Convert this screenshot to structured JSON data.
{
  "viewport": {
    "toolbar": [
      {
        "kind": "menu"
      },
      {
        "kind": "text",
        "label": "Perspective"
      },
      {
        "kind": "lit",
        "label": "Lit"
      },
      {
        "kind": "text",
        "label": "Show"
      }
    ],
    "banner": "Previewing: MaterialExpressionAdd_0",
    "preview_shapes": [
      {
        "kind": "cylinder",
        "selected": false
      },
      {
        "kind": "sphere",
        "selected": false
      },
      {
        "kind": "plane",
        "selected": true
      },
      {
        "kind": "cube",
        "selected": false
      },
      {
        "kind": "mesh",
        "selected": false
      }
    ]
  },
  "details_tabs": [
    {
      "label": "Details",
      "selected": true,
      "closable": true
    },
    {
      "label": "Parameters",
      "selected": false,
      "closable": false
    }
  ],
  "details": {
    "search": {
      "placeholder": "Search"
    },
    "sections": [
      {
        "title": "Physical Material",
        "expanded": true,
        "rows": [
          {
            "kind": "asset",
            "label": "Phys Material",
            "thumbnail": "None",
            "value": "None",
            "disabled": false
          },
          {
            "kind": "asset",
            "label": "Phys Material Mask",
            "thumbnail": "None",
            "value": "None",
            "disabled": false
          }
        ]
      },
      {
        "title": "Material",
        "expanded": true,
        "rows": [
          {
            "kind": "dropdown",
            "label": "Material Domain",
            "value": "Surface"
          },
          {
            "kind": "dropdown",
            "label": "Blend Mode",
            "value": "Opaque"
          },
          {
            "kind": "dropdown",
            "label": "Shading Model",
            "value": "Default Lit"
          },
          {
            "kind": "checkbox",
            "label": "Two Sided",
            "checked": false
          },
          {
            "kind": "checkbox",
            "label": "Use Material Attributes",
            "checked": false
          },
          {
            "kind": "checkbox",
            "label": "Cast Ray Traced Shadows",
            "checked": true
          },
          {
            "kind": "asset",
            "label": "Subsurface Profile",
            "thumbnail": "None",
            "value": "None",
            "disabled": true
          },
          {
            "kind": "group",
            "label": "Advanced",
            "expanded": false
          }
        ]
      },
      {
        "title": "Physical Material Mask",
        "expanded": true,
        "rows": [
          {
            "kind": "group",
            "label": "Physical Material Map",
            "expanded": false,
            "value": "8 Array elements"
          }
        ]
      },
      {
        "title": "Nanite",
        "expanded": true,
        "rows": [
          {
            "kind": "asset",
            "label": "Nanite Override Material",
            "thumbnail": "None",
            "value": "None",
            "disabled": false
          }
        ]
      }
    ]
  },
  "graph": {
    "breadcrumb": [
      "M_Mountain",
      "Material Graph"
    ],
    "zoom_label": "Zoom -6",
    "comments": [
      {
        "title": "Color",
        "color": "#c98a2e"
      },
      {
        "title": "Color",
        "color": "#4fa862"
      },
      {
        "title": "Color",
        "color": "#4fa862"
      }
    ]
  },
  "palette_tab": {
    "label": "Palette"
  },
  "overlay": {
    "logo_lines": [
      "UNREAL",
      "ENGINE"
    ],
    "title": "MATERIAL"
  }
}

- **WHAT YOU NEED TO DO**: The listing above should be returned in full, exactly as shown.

- **SOLUTION TO THIS TASK**:
Convert this screenshot to structured JSON data.
{
  "viewport": {
    "toolbar": [
      {
        "kind": "menu"
      },
      {
        "kind": "text",
        "label": "Perspective"
      },
      {
        "kind": "lit",
        "label": "Lit"
      },
      {
        "kind": "text",
        "label": "Show"
      }
    ],
    "banner": "Previewing: MaterialExpressionAdd_0",
    "preview_shapes": [
      {
        "kind": "cylinder",
        "selected": false
      },
      {
        "kind": "sphere",
        "selected": false
      },
      {
        "kind": "plane",
        "selected": true
      },
      {
        "kind": "cube",
        "selected": false
      },
      {
        "kind": "mesh",
        "selected": false
      }
    ]
  },
  "details_tabs": [
    {
      "label": "Details",
      "selected": true,
      "closable": true
    },
    {
      "label": "Parameters",
      "selected": false,
      "closable": false
    }
  ],
  "details": {
    "search": {
      "placeholder": "Search"
    },
    "sections": [
      {
        "title": "Physical Material",
        "expanded": true,
        "rows": [
          {
            "kind": "asset",
            "label": "Phys Material",
            "thumbnail": "None",
            "value": "None",
            "disabled": false
          },
          {
            "kind": "asset",
            "label": "Phys Material Mask",
            "thumbnail": "None",
            "value": "None",
            "disabled": false
          }
        ]
      },
      {
        "title": "Material",
        "expanded": true,
        "rows": [
          {
            "kind": "dropdown",
            "label": "Material Domain",
            "value": "Surface"
          },
          {
            "kind": "dropdown",
            "label": "Blend Mode",
            "value": "Opaque"
          },
          {
            "kind": "dropdown",
            "label": "Shading Model",
            "value": "Default Lit"
          },
          {
            "kind": "checkbox",
            "label": "Two Sided",
            "checked": false
          },
          {
            "kind": "checkbox",
            "label": "Use Material Attributes",
            "checked": false
          },
          {
            "kind": "checkbox",
            "label": "Cast Ray Traced Shadows",
            "checked": true
          },
          {
            "kind": "asset",
            "label": "Subsurface Profile",
            "thumbnail": "None",
            "value": "None",
            "disabled": true
          },
          {
            "kind": "group",
            "label": "Advanced",
            "expanded": false
          }
        ]
      },
      {
        "title": "Physical Material Mask",
        "expanded": true,
        "rows": [
          {
            "kind": "group",
            "label": "Physical Material Map",
            "expanded": false,
            "value": "8 Array elements"
          }
        ]
      },
      {
        "title": "Nanite",
        "expanded": true,
        "rows": [
          {
            "kind": "asset",
            "label": "Nanite Override Material",
            "thumbnail": "None",
            "value": "None",
            "disabled": false
          }
        ]
      }
    ]
  },
  "graph": {
    "breadcrumb": [
      "M_Mountain",
      "Material Graph"
    ],
    "zoom_label": "Zoom -6",
    "comments": [
      {
        "title": "Color",
        "color": "#c98a2e"
      },
      {
        "title": "Color",
        "color": "#4fa862"
      },
      {
        "title": "Color",
        "color": "#4fa862"
      }
    ]
  },
  "palette_tab": {
    "label": "Palette"
  },
  "overlay": {
    "logo_lines": [
      "UNREAL",
      "ENGINE"
    ],
    "title": "MATERIAL"
  }
}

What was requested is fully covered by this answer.